    But, wait a minute? Doesn't sedevacantism contradict the dogma of Papal Infallibility? The catechism teaches that the Pope is incapable of teaching error in matters of faith and morals for the universal Church. This is true. But, does this mean that the Pope would have to die before he would preach heresy to the Church? No. By embracing heretical notions in a public manner (not as a private opinion), and not desiring to correct himself, he separates himself from the Papacy of the Roman Catholic Church, so any statements he makes, even if he still wears the robes and is called "Holy Father" by many, are still not the statements of the Pope. Why? Because one of the first requirements to be the Pope of the Catholic Church is that a man be Catholic, and the public heretic cannot be a member of the Mystical Body of Christ.

    But, who says so? The Church hasn't proclaimed this a dogma, has it? No, for who would ever think this would ever be possible. Yet, saints and theologians have debated this over the centuries, and the majority of them come to the same conclusion: the pope cannot be a heretic.

    Let's look at a few of these statements:

    "Now when he (the pope) is explicitly a heretic, he falls ipso facto from his dignity and out of the Church, and the Church must either deprive him, or, as some say, declare him deprived, of his Apostolic See ..." -- St. Francis de Sales


    "There are two instances in which the cardinals may call a council without permission of the Pope. The first is when it is doubtful as to who the rightful Pope should be; and the second, when the Pope should notoriously lapse into heresy. In the first instance, we are guided by the principle 'a doubtful pope is no pope'; in the second, the council will be called to declare what is already an established fact, for the manifestly heretical pope deprives himself of office without needing the decision of the Church." -- St. Alphonsus Ligouri


    "Therefore, the true opinion is the fifth, according to which the Pope who is manifestly a heretic ceases by himself to be Pope and head, in the same way as he ceases to be a Christian and a member of the body of the Church; and for this reason he can be judged and punished by the Church. This is the opinion of all the ancient Fathers, who teach that manifest heretics immediately lose all jurisdiction, and outstandingly that of St. Cyprian (lib. 4, epist. 2) who speaks as follows of Novatian, who was Pope [i.e. antipope] in the schism which occurred during the pontificate of St. Cornelius: 'He would not be able to retain the episcopate [i.e. of Rome], and, if he was made bishop before, he separated himself from the body of those who were, like him, bishops, and from the unity of the Church.' According to what St. Cyprian affirms in this passage, even had Novatian been the true and legitimate Pope, he would have automatically fallen from the pontificate, if he separated himself from the Church.

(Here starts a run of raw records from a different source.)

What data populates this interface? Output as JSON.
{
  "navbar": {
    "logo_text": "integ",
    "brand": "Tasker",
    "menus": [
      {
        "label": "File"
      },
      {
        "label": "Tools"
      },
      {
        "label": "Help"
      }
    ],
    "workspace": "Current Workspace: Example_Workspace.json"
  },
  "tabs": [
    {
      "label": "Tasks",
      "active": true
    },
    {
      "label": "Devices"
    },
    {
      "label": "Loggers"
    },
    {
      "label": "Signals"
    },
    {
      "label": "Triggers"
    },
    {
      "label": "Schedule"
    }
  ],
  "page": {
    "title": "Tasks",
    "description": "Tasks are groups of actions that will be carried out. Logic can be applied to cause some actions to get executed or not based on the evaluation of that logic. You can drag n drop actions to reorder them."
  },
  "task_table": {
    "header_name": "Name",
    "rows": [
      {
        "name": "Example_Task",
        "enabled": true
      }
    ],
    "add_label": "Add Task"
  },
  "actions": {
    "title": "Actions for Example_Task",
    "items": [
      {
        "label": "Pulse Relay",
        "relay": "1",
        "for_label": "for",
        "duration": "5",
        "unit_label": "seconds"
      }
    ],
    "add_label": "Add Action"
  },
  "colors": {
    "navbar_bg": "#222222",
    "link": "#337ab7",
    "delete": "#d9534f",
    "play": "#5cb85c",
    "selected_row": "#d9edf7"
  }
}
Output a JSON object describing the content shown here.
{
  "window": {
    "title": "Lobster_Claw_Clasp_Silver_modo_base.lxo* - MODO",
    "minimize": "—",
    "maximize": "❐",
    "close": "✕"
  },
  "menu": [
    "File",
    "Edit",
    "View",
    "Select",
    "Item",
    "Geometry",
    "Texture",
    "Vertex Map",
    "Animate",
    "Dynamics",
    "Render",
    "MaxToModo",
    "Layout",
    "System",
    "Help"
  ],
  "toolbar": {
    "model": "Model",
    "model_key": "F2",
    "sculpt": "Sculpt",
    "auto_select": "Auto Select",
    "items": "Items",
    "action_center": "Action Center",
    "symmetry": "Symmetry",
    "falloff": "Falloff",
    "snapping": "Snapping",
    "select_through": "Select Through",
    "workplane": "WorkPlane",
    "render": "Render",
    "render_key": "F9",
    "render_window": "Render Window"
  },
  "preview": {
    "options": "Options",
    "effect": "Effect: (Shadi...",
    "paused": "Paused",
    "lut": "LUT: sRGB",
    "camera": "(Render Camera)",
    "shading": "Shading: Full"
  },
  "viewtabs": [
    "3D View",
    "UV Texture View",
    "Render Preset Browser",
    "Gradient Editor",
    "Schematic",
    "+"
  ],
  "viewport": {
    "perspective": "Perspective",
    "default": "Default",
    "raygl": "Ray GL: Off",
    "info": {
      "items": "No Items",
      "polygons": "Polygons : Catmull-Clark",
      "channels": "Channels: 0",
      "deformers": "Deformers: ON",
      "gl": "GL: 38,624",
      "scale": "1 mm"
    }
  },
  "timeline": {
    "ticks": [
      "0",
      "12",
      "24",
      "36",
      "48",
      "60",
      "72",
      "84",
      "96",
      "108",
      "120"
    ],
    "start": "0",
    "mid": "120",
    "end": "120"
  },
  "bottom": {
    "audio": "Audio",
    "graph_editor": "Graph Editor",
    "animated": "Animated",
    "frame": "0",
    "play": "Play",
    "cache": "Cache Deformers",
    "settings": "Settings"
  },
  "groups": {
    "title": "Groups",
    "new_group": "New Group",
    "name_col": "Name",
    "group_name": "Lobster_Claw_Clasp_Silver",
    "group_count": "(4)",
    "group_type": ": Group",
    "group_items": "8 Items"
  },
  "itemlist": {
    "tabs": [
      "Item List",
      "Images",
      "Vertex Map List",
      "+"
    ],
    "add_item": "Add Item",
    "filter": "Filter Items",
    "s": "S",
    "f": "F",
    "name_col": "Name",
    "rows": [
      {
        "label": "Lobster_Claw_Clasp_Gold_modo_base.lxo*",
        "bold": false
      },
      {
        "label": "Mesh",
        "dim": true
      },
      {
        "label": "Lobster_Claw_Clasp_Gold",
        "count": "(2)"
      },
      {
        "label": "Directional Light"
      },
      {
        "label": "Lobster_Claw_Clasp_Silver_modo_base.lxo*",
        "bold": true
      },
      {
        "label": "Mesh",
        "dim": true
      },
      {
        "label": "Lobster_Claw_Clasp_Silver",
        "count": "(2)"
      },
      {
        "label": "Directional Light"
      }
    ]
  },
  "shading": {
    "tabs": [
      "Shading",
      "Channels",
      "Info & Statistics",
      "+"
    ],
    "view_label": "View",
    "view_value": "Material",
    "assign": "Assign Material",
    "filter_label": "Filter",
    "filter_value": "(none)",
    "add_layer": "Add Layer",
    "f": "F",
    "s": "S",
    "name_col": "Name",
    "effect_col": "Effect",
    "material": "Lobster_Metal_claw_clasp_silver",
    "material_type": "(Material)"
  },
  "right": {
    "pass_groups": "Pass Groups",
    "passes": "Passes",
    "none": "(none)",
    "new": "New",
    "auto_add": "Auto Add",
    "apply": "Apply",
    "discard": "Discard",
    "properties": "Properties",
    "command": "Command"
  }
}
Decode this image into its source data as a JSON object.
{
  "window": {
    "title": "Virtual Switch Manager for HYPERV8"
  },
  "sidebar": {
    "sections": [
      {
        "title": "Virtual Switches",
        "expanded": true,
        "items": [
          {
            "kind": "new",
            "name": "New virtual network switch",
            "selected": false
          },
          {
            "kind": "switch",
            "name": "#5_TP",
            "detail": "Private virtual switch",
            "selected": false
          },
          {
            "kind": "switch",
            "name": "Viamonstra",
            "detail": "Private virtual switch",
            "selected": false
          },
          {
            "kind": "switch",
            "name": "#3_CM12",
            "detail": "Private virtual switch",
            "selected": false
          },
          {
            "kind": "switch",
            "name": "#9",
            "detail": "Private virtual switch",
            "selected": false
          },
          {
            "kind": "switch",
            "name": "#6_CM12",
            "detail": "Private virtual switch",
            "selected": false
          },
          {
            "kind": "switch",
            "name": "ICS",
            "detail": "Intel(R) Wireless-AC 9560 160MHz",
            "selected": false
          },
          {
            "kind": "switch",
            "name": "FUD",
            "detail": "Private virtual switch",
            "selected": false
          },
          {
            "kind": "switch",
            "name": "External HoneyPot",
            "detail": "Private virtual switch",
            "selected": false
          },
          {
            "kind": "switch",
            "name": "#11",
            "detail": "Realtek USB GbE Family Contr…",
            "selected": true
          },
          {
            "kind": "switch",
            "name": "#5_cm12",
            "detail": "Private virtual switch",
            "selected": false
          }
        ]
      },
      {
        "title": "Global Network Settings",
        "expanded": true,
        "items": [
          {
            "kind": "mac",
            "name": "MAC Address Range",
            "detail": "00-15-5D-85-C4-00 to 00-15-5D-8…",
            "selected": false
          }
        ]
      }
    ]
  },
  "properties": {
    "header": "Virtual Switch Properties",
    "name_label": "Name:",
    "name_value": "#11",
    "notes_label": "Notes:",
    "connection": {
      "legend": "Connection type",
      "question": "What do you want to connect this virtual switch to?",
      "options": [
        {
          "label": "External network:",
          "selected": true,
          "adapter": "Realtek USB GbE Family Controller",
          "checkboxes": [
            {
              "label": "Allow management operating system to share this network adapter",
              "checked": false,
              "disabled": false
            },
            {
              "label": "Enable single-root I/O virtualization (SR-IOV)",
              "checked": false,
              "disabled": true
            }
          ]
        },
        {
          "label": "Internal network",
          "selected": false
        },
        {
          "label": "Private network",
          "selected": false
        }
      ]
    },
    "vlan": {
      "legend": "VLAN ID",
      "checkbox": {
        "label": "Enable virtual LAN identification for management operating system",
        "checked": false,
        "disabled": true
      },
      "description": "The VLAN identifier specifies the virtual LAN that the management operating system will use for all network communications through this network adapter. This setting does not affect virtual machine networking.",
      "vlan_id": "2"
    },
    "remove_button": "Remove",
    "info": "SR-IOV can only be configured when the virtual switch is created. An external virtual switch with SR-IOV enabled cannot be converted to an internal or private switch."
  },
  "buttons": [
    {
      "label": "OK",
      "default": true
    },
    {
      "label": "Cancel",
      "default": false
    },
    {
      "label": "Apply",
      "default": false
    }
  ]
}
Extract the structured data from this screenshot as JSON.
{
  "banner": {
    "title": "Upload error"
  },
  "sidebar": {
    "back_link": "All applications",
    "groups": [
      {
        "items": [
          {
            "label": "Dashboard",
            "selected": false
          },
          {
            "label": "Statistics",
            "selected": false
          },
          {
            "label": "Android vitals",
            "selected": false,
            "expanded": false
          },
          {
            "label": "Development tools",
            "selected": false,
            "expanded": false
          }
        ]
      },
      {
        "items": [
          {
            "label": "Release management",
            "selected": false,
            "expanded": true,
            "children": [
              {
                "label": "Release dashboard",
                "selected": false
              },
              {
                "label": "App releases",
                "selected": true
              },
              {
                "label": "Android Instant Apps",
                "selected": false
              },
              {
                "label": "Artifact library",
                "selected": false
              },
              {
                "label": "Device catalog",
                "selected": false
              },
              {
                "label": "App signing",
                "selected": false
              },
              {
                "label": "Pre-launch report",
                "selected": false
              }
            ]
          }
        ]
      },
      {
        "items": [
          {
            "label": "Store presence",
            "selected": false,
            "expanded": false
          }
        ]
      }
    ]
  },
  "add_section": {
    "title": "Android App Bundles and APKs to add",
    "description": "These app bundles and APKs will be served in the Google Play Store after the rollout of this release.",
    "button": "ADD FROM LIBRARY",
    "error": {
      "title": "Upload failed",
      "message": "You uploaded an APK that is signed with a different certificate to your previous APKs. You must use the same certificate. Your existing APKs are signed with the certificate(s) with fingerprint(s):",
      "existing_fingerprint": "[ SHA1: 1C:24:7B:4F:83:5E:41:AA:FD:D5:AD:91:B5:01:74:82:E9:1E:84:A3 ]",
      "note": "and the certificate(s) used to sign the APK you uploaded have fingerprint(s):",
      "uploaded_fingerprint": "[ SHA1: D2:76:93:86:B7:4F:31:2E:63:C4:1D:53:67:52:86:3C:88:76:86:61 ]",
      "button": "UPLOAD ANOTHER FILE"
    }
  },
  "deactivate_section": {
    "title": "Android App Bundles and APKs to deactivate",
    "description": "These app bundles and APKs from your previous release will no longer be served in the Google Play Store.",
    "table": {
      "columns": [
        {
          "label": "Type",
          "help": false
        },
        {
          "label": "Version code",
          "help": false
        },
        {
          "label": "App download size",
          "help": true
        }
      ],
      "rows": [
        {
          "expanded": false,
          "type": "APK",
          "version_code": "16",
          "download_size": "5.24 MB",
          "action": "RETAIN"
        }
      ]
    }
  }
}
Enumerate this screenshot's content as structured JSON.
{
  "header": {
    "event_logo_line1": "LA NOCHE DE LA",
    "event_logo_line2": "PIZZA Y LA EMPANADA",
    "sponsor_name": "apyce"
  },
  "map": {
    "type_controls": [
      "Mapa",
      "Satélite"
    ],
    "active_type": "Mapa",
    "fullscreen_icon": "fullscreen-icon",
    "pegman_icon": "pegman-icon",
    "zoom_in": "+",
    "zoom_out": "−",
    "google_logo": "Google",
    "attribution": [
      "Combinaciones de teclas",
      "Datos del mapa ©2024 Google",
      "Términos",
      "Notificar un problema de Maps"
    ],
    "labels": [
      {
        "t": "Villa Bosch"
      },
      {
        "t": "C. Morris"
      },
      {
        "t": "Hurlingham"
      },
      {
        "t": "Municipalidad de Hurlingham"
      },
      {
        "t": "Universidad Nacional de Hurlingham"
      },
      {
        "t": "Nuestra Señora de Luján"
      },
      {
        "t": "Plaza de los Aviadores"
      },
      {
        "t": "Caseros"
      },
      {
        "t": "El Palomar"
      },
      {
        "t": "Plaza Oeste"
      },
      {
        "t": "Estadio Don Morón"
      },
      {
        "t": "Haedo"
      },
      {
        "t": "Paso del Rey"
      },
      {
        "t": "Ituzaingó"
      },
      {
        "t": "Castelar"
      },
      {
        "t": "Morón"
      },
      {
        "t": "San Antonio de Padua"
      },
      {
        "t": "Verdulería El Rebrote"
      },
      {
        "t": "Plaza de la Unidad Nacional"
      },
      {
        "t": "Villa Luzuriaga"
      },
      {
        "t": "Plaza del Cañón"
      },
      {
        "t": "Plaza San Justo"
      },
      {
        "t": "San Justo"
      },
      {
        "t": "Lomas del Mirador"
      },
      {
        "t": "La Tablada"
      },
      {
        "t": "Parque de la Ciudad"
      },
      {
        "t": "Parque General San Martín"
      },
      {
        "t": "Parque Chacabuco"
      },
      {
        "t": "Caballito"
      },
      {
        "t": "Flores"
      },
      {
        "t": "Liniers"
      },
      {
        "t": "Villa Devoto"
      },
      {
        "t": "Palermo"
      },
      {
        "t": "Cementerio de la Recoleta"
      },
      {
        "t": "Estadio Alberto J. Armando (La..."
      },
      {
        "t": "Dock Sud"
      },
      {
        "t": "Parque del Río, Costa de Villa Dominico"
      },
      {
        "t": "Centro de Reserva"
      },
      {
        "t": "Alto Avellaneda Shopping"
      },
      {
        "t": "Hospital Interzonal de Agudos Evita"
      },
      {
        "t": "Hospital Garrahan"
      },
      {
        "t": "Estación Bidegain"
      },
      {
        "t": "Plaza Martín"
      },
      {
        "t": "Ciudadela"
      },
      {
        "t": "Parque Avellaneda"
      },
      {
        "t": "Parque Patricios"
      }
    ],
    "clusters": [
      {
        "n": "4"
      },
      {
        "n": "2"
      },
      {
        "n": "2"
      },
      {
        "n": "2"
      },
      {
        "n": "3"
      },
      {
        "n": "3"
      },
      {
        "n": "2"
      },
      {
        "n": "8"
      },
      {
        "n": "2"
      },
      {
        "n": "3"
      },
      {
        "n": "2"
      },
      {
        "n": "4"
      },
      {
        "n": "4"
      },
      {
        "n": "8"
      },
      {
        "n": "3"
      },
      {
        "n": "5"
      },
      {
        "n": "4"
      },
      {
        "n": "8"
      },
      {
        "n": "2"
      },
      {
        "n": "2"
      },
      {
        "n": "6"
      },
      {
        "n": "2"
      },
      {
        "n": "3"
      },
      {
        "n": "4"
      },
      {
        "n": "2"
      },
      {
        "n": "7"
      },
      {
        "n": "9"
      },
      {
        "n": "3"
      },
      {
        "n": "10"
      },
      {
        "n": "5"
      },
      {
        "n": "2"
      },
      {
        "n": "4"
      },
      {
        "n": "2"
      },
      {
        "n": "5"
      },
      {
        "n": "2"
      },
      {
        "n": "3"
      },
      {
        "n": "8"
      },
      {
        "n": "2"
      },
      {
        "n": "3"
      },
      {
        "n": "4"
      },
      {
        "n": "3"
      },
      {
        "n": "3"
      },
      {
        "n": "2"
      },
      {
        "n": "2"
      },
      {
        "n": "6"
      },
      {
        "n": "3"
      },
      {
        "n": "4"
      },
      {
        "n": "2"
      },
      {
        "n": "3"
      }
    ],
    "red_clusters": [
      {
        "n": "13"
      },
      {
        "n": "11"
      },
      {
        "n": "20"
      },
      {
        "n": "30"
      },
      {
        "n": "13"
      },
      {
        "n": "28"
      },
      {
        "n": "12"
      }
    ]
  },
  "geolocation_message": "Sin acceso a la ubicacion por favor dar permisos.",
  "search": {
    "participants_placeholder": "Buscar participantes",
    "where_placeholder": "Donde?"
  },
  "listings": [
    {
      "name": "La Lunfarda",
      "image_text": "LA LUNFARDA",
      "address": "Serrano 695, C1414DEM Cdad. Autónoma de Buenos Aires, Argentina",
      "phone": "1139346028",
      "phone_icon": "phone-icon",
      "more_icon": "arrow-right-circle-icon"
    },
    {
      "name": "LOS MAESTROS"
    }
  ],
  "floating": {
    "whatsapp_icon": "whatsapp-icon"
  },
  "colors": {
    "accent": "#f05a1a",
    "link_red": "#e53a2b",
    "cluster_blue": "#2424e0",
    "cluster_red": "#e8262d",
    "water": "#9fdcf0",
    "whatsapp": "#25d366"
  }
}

        "This is the opinion of great recent doctors, as John Driedo (lib. 4 de Script. et dogmat. Eccles., cap. 2, par. 2, sent. 2), who teaches that only they separate themselves from the Church who are expelled, like the excommunicated, and those who depart by themselves from her or oppose her, as heretics and schismatics. And in his seventh affirmation, he maintains that in those who turn away from the Church, there remains absolutely no spiritual power over those who are in the Church. Melchior Cano says the same (lib. 4 de loc., cap. 2), teaching that heretics are neither parts nor members of the Church, and that it cannot even be conceived that anyone could be head and Pope, without being member and part (cap. ult. ad argument. 12). And he teaches in the same place, in plain words, that occult heretics are still of the Church, they are parts and members, and that therefore the Pope who is an occult heretic is still Pope. This is also the opinion of the other authors whom we cite in book I De Ecclesia." -- St. Robert Bellarmine

    Who, then, are the sedevacantists? You have just been reading from their excerpted works.

Father Kevin Vaillancourt


    For past articles of TRADITIONAL THOUGHTS, see 2005tra.htm Archives
    October 12, 2005
    vol 16, no. 255
    "By their fruits you shall know them"